Uber expects flying taxis to soon become a commercial reality and believes such solutions will eventually transform into an affordable transportation method, Chief Executive Officer Dara Khosrowshahi said earlier today. While speaking at an investor forum in Tokyo, the 48-year-old reiterated his expectations regarding the company's flying car project, saying it expects it to be commercialized within five to ten years. The executive of what's still believed to be the world's most valuable startup didn't elaborate on the matter, though some industry watchers previously labeled his predictions for the flying taxi industry as highly optimistic.
Uber is presently pursuing a much more realistic goal in the form of self-driving vehicles yet that technology also isn't expected to enjoy large-scale adoption in the near future due to numerous regulatory roadblocks and public concerns, even though the Silicon Valley may be able to safely automate driving early on in the next decade. The San Francisco, California-based company spoke of flying taxis for several years now, having first hinted at being interested in the segment under the leadership of former CEO and co-founder Travis Kalanick, though the scope of the project pursued by its Advanced Technologies Group remains unclear. At least a small number of its engineers are understood to be developing flying taxi technologies in partnership with NASA, as per reports from last fall. Uber's first flying vehicle prototype that's presently being designed will supposedly be able to carry four passengers and achieve speeds of up to 200mph (322kmph). The company is said to be planning a Los Angeles-based test in the near future but will initially experiment with the flying taxi at the Dallas/Fort Worth International Airport.

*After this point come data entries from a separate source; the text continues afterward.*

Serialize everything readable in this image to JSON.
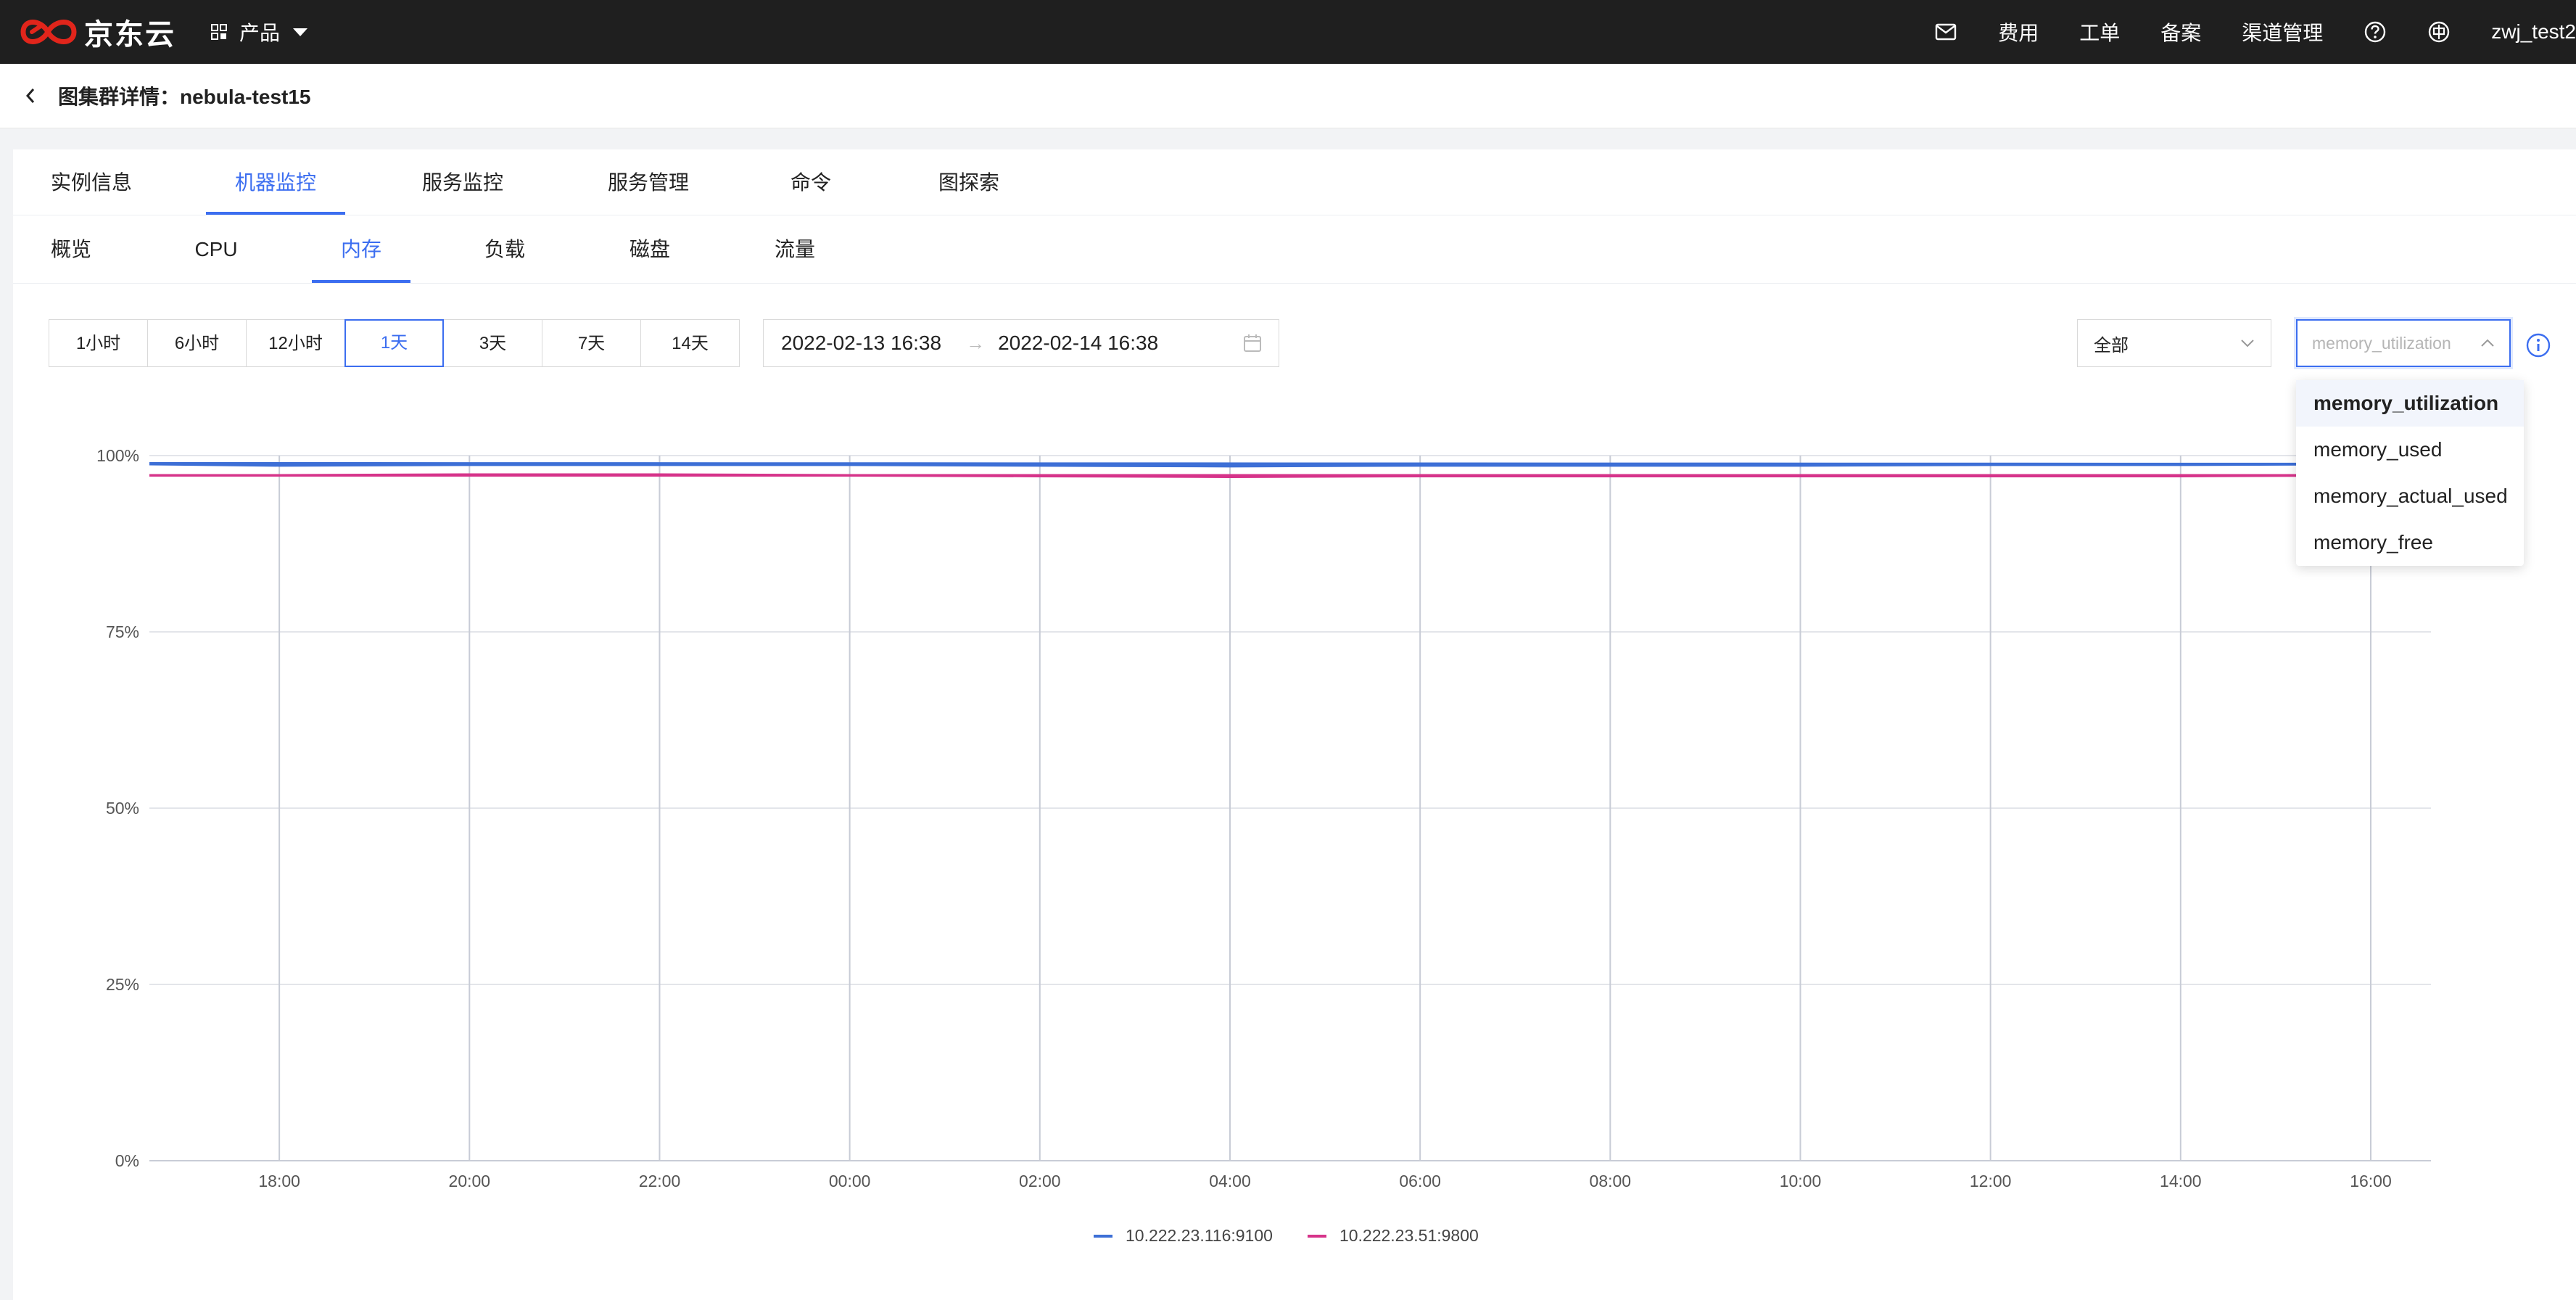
{
  "topbar": {
    "brand": "京东云",
    "product_label": "产品",
    "nav": [
      "费用",
      "工单",
      "备案",
      "渠道管理"
    ],
    "user": "zwj_test2",
    "icons": [
      "mail-icon",
      "help-icon",
      "globe-icon"
    ]
  },
  "header": {
    "title": "图集群详情：nebula-test15"
  },
  "tabs_primary": [
    {
      "label": "实例信息",
      "active": false
    },
    {
      "label": "机器监控",
      "active": true
    },
    {
      "label": "服务监控",
      "active": false
    },
    {
      "label": "服务管理",
      "active": false
    },
    {
      "label": "命令",
      "active": false
    },
    {
      "label": "图探索",
      "active": false
    }
  ],
  "tabs_secondary": [
    {
      "label": "概览",
      "active": false
    },
    {
      "label": "CPU",
      "active": false
    },
    {
      "label": "内存",
      "active": true
    },
    {
      "label": "负载",
      "active": false
    },
    {
      "label": "磁盘",
      "active": false
    },
    {
      "label": "流量",
      "active": false
    }
  ],
  "time_ranges": [
    {
      "label": "1小时",
      "active": false
    },
    {
      "label": "6小时",
      "active": false
    },
    {
      "label": "12小时",
      "active": false
    },
    {
      "label": "1天",
      "active": true
    },
    {
      "label": "3天",
      "active": false
    },
    {
      "label": "7天",
      "active": false
    },
    {
      "label": "14天",
      "active": false
    }
  ],
  "date_range": {
    "start": "2022-02-13 16:38",
    "end": "2022-02-14 16:38",
    "separator": "→"
  },
  "scope_select": {
    "value": "全部"
  },
  "metric_select": {
    "value": "memory_utilization"
  },
  "metric_options": [
    {
      "label": "memory_utilization",
      "selected": true
    },
    {
      "label": "memory_used",
      "selected": false
    },
    {
      "label": "memory_actual_used",
      "selected": false
    },
    {
      "label": "memory_free",
      "selected": false
    }
  ],
  "colors": {
    "accent": "#3c6ef0",
    "series1": "#3d6fd6",
    "series2": "#d6338a"
  },
  "chart_data": {
    "type": "line",
    "x": [
      "16:38",
      "18:00",
      "20:00",
      "22:00",
      "00:00",
      "02:00",
      "04:00",
      "06:00",
      "08:00",
      "10:00",
      "12:00",
      "14:00",
      "16:00",
      "16:38"
    ],
    "x_ticks": [
      "18:00",
      "20:00",
      "22:00",
      "00:00",
      "02:00",
      "04:00",
      "06:00",
      "08:00",
      "10:00",
      "12:00",
      "14:00",
      "16:00"
    ],
    "y_ticks": [
      "0%",
      "25%",
      "50%",
      "75%",
      "100%"
    ],
    "ylim": [
      0,
      100
    ],
    "grid": true,
    "legend_position": "bottom-center",
    "series": [
      {
        "name": "10.222.23.116:9100",
        "values": [
          98.8,
          98.6,
          98.7,
          98.7,
          98.7,
          98.6,
          98.5,
          98.6,
          98.6,
          98.6,
          98.7,
          98.7,
          98.8,
          98.9
        ]
      },
      {
        "name": "10.222.23.51:9800",
        "values": [
          97.2,
          97.2,
          97.3,
          97.3,
          97.2,
          97.1,
          97.0,
          97.1,
          97.1,
          97.1,
          97.1,
          97.1,
          97.2,
          97.2
        ]
      }
    ]
  }
}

The ride-hailing service provider sees innovative transportation solutions like self-driving technology and flying vehicles as its endgame meant to make it highly profitable in the long-term by allowing it to cut down on its operating costs while simultaneously not (significantly) increasing the prices presented to consumers. Uber's core business may start making money as early as 2021, Mr. Khosrowshahi previously said. The company is presently targeting an initial public offering in 2019 at an unspecified valuation and isn't expected to raise more funding this year.